In this example, we import Pandas and define the `exam_scores`

list. We then set up `score_bins`

to categorize the scores into different performance categories. Custom labels are defined using the `score_labels`

list. The `cut()`

function is applied with the specified bins and labels, and the resulting `score_result_df`

DataFrame displays the original scores along with their corresponding categories.

## 11. Conclusion

The `cut()`

function in Pandas is a versatile tool for binning and categorizing continuous data into discrete intervals. It allows you to group data based on predefined bin edges and customize labels for the resulting bins. By effectively using the `cut()`

function, you can gain insights from your data by categorizing it into meaningful groups, facilitating better analysis and visualization. Through the examples presented in this tutorial, you’ve learned how to apply the `cut()`

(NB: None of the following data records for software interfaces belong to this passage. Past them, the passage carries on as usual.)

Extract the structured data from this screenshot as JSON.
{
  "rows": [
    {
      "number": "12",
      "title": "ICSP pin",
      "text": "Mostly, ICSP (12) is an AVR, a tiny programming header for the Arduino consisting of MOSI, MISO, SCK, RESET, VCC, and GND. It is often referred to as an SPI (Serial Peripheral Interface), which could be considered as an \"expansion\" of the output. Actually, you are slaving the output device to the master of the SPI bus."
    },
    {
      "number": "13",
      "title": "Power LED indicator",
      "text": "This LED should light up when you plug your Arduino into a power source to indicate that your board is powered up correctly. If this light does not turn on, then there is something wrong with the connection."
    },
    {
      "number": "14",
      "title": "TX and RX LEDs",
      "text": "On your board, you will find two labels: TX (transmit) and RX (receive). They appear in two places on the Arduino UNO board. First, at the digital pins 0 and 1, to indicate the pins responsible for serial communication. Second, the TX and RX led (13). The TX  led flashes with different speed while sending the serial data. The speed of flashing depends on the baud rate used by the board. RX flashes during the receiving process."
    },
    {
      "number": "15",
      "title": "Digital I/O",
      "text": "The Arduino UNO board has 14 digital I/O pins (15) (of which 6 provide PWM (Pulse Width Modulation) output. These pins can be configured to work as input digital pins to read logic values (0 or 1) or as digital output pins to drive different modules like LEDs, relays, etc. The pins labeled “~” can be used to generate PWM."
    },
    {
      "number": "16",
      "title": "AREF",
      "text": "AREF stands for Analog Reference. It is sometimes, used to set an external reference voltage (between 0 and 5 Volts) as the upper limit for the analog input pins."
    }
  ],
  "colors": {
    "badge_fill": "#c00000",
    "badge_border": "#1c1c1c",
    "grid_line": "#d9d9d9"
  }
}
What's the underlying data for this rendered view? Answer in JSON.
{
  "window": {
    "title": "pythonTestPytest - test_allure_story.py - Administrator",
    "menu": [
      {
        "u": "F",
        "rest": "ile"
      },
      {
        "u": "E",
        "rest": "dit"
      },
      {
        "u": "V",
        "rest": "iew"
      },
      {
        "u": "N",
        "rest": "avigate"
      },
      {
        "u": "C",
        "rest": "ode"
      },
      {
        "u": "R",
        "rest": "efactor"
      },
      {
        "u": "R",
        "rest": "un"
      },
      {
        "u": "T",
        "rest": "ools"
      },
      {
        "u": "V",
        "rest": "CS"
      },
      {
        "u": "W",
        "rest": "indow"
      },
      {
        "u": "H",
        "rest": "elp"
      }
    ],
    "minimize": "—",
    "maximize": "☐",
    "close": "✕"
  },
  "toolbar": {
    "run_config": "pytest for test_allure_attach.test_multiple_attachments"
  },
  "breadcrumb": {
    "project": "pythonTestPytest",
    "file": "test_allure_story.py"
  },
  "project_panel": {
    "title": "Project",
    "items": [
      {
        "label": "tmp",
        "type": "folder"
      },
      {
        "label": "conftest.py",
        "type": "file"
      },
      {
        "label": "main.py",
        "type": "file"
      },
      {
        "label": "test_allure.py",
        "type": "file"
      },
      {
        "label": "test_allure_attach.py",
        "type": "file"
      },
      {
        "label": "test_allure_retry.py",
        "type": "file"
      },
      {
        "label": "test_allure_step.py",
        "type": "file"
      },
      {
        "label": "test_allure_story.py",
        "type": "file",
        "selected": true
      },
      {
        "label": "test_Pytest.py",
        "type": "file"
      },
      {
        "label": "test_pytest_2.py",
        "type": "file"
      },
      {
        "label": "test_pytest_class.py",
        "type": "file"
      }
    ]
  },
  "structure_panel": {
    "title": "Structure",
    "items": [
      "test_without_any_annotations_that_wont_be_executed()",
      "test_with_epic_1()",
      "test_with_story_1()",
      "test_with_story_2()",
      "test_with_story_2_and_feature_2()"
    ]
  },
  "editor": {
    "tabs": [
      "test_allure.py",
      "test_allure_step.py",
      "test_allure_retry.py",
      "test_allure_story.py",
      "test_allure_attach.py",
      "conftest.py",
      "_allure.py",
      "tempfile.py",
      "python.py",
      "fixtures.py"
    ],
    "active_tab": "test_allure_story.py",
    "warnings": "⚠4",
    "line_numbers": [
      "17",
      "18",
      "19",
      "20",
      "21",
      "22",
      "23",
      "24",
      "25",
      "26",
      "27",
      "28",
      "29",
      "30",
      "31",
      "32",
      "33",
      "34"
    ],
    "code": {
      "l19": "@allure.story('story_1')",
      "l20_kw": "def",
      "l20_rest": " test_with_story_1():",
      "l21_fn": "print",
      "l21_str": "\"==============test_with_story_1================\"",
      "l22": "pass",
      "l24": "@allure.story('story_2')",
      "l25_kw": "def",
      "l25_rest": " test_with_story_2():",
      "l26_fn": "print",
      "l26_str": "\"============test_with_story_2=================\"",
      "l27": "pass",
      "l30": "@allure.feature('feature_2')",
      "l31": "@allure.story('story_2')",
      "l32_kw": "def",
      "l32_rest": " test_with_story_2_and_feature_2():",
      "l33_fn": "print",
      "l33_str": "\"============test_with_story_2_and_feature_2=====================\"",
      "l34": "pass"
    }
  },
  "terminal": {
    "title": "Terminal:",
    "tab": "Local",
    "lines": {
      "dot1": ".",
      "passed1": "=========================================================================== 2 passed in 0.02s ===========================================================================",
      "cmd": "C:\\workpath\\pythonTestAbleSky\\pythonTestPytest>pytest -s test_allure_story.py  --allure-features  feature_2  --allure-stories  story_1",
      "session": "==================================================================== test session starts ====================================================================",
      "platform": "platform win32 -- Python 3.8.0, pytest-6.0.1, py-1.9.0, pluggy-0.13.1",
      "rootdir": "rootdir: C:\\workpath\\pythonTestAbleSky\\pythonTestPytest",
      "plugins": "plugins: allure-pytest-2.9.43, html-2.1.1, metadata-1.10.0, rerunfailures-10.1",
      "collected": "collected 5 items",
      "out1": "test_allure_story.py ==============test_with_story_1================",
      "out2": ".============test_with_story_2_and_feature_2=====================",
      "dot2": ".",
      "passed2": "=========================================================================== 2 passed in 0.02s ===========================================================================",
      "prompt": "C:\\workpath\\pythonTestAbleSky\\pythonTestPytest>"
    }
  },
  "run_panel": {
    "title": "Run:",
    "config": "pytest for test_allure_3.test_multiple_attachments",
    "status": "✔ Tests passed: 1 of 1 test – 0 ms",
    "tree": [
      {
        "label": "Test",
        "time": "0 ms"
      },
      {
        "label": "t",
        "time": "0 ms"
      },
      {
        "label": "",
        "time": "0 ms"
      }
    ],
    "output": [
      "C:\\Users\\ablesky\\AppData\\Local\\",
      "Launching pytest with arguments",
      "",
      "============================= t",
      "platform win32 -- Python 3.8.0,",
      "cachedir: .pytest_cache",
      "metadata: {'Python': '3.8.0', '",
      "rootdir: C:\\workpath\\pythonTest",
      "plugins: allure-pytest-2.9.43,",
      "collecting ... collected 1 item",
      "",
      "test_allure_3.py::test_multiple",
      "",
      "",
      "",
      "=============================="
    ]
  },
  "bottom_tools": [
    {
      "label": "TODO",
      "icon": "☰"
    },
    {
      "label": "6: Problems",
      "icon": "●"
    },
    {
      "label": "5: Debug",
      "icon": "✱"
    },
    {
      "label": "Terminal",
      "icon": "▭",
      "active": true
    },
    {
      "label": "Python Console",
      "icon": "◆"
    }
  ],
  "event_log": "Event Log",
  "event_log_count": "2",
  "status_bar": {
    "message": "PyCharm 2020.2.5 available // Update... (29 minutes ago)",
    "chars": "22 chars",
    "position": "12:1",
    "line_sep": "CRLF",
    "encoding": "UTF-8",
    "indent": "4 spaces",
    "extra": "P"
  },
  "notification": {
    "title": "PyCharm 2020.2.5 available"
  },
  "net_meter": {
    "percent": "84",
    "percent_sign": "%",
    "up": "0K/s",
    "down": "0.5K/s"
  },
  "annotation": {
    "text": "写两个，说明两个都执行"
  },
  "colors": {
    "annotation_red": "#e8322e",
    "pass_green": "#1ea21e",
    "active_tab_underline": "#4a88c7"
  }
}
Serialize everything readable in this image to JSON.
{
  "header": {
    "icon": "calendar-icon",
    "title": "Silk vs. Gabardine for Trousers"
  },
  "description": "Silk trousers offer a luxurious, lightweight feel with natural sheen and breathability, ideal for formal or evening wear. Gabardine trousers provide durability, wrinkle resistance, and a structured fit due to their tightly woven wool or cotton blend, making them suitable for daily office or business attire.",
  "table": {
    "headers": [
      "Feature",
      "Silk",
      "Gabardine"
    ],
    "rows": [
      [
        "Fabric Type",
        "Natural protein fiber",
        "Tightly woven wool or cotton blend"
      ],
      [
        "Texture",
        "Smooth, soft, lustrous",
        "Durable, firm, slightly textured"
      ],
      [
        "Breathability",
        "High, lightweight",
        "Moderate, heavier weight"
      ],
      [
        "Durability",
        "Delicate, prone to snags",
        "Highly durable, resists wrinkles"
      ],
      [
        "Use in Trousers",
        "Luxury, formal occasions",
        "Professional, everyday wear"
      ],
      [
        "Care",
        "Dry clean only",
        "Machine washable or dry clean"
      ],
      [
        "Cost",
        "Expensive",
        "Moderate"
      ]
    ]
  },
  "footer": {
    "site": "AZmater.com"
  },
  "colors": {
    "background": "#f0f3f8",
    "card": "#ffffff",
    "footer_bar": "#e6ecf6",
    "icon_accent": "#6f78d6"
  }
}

function to various scenarios, such as age binning and exam score classification. As you continue to work with data, the ability to categorize and group data using `cut()`

will undoubtedly prove valuable in your data analysis journey.